## Work request
Word for word, return the entries listed below.

## Data for the task
________________________
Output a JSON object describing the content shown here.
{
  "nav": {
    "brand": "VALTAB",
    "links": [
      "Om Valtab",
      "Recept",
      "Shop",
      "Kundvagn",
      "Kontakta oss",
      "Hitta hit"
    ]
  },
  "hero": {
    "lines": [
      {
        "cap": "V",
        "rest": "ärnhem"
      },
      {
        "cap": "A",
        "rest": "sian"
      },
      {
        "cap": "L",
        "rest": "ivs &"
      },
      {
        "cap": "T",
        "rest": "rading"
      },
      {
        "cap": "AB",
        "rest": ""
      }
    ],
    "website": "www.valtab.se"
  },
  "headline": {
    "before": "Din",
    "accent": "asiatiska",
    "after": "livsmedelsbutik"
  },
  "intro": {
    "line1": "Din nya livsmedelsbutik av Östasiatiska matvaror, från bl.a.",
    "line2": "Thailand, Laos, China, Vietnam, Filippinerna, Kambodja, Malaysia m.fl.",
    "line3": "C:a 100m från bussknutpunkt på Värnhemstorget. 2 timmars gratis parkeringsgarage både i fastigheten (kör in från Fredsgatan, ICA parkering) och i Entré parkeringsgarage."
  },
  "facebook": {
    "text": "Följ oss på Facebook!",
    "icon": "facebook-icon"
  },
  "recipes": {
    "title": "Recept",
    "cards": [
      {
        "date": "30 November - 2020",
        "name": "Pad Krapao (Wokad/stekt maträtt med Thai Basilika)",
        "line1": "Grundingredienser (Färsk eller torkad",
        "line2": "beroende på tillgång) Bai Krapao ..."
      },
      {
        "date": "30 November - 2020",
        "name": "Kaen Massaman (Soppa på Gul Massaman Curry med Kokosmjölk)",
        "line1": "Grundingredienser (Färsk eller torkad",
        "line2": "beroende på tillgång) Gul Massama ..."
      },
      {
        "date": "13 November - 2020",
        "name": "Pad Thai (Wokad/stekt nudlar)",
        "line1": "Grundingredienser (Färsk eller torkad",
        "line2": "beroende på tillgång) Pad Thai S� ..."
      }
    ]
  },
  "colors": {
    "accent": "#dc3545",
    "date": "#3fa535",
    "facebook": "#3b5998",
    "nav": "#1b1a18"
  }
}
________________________
## Solution to the exercise
Output a JSON object describing the content shown here.
{
  "nav": {
    "brand": "VALTAB",
    "links": [
      "Om Valtab",
      "Recept",
      "Shop",
      "Kundvagn",
      "Kontakta oss",
      "Hitta hit"
    ]
  },
  "hero": {
    "lines": [
      {
        "cap": "V",
        "rest": "ärnhem"
      },
      {
        "cap": "A",
        "rest": "sian"
      },
      {
        "cap": "L",
        "rest": "ivs &"
      },
      {
        "cap": "T",
        "rest": "rading"
      },
      {
        "cap": "AB",
        "rest": ""
      }
    ],
    "website": "www.valtab.se"
  },
  "headline": {
    "before": "Din",
    "accent": "asiatiska",
    "after": "livsmedelsbutik"
  },
  "intro": {
    "line1": "Din nya livsmedelsbutik av Östasiatiska matvaror, från bl.a.",
    "line2": "Thailand, Laos, China, Vietnam, Filippinerna, Kambodja, Malaysia m.fl.",
    "line3": "C:a 100m från bussknutpunkt på Värnhemstorget. 2 timmars gratis parkeringsgarage både i fastigheten (kör in från Fredsgatan, ICA parkering) och i Entré parkeringsgarage."
  },
  "facebook": {
    "text": "Följ oss på Facebook!",
    "icon": "facebook-icon"
  },
  "recipes": {
    "title": "Recept",
    "cards": [
      {
        "date": "30 November - 2020",
        "name": "Pad Krapao (Wokad/stekt maträtt med Thai Basilika)",
        "line1": "Grundingredienser (Färsk eller torkad",
        "line2": "beroende på tillgång) Bai Krapao ..."
      },
      {
        "date": "30 November - 2020",
        "name": "Kaen Massaman (Soppa på Gul Massaman Curry med Kokosmjölk)",
        "line1": "Grundingredienser (Färsk eller torkad",
        "line2": "beroende på tillgång) Gul Massama ..."
      },
      {
        "date": "13 November - 2020",
        "name": "Pad Thai (Wokad/stekt nudlar)",
        "line1": "Grundingredienser (Färsk eller torkad",
        "line2": "beroende på tillgång) Pad Thai S� ..."
      }
    ]
  },
  "colors": {
    "accent": "#dc3545",
    "date": "#3fa535",
    "facebook": "#3b5998",
    "nav": "#1b1a18"
  }
}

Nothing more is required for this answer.